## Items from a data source
★ ★ ★ ★
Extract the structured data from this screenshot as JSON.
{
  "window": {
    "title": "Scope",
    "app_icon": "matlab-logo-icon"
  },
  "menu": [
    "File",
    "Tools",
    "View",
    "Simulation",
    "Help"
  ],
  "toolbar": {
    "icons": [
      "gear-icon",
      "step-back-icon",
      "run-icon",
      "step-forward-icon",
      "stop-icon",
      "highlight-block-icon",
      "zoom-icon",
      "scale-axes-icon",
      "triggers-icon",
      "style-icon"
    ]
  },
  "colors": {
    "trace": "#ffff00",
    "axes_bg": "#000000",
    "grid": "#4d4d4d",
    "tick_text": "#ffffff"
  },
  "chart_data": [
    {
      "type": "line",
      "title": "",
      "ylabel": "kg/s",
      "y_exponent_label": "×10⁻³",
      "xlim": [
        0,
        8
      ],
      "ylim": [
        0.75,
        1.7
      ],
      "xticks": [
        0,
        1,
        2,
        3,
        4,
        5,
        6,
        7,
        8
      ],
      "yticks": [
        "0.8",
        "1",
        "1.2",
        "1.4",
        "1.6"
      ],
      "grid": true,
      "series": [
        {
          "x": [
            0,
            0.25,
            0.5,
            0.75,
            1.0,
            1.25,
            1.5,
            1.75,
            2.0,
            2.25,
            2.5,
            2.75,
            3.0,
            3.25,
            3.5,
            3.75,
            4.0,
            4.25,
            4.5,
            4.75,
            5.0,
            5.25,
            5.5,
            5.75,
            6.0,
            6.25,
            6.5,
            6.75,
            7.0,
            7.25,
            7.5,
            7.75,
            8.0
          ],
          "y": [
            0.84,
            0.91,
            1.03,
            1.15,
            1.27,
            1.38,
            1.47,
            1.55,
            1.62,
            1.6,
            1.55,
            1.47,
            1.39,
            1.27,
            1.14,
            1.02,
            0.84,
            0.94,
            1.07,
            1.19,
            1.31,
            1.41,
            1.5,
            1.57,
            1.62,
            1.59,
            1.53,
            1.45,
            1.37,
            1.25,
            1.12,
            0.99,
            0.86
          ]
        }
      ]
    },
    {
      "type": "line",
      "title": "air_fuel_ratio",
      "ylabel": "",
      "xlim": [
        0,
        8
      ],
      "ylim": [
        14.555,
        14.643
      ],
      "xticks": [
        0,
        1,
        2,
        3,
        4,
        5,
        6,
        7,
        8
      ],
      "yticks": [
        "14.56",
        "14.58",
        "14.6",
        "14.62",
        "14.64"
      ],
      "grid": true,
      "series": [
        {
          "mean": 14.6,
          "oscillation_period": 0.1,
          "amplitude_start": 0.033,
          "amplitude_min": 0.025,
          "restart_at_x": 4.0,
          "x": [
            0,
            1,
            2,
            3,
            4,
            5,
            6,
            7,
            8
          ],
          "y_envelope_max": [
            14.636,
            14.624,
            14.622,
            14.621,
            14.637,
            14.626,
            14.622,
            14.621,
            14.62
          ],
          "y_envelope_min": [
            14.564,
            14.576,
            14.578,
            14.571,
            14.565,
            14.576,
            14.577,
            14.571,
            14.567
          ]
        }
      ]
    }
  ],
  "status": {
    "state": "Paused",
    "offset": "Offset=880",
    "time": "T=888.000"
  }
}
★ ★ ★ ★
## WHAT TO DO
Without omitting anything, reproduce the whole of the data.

## RESPONSE
Extract the structured data from this screenshot as JSON.
{
  "window": {
    "title": "Scope",
    "app_icon": "matlab-logo-icon"
  },
  "menu": [
    "File",
    "Tools",
    "View",
    "Simulation",
    "Help"
  ],
  "toolbar": {
    "icons": [
      "gear-icon",
      "step-back-icon",
      "run-icon",
      "step-forward-icon",
      "stop-icon",
      "highlight-block-icon",
      "zoom-icon",
      "scale-axes-icon",
      "triggers-icon",
      "style-icon"
    ]
  },
  "colors": {
    "trace": "#ffff00",
    "axes_bg": "#000000",
    "grid": "#4d4d4d",
    "tick_text": "#ffffff"
  },
  "chart_data": [
    {
      "type": "line",
      "title": "",
      "ylabel": "kg/s",
      "y_exponent_label": "×10⁻³",
      "xlim": [
        0,
        8
      ],
      "ylim": [
        0.75,
        1.7
      ],
      "xticks": [
        0,
        1,
        2,
        3,
        4,
        5,
        6,
        7,
        8
      ],
      "yticks": [
        "0.8",
        "1",
        "1.2",
        "1.4",
        "1.6"
      ],
      "grid": true,
      "series": [
        {
          "x": [
            0,
            0.25,
            0.5,
            0.75,
            1.0,
            1.25,
            1.5,
            1.75,
            2.0,
            2.25,
            2.5,
            2.75,
            3.0,
            3.25,
            3.5,
            3.75,
            4.0,
            4.25,
            4.5,
            4.75,
            5.0,
            5.25,
            5.5,
            5.75,
            6.0,
            6.25,
            6.5,
            6.75,
            7.0,
            7.25,
            7.5,
            7.75,
            8.0
          ],
          "y": [
            0.84,
            0.91,
            1.03,
            1.15,
            1.27,
            1.38,
            1.47,
            1.55,
            1.62,
            1.6,
            1.55,
            1.47,
            1.39,
            1.27,
            1.14,
            1.02,
            0.84,
            0.94,
            1.07,
            1.19,
            1.31,
            1.41,
            1.5,
            1.57,
            1.62,
            1.59,
            1.53,
            1.45,
            1.37,
            1.25,
            1.12,
            0.99,
            0.86
          ]
        }
      ]
    },
    {
      "type": "line",
      "title": "air_fuel_ratio",
      "ylabel": "",
      "xlim": [
        0,
        8
      ],
      "ylim": [
        14.555,
        14.643
      ],
      "xticks": [
        0,
        1,
        2,
        3,
        4,
        5,
        6,
        7,
        8
      ],
      "yticks": [
        "14.56",
        "14.58",
        "14.6",
        "14.62",
        "14.64"
      ],
      "grid": true,
      "series": [
        {
          "mean": 14.6,
          "oscillation_period": 0.1,
          "amplitude_start": 0.033,
          "amplitude_min": 0.025,
          "restart_at_x": 4.0,
          "x": [
            0,
            1,
            2,
            3,
            4,
            5,
            6,
            7,
            8
          ],
          "y_envelope_max": [
            14.636,
            14.624,
            14.622,
            14.621,
            14.637,
            14.626,
            14.622,
            14.621,
            14.62
          ],
          "y_envelope_min": [
            14.564,
            14.576,
            14.578,
            14.571,
            14.565,
            14.576,
            14.577,
            14.571,
            14.567
          ]
        }
      ]
    }
  ],
  "status": {
    "state": "Paused",
    "offset": "Offset=880",
    "time": "T=888.000"
  }
}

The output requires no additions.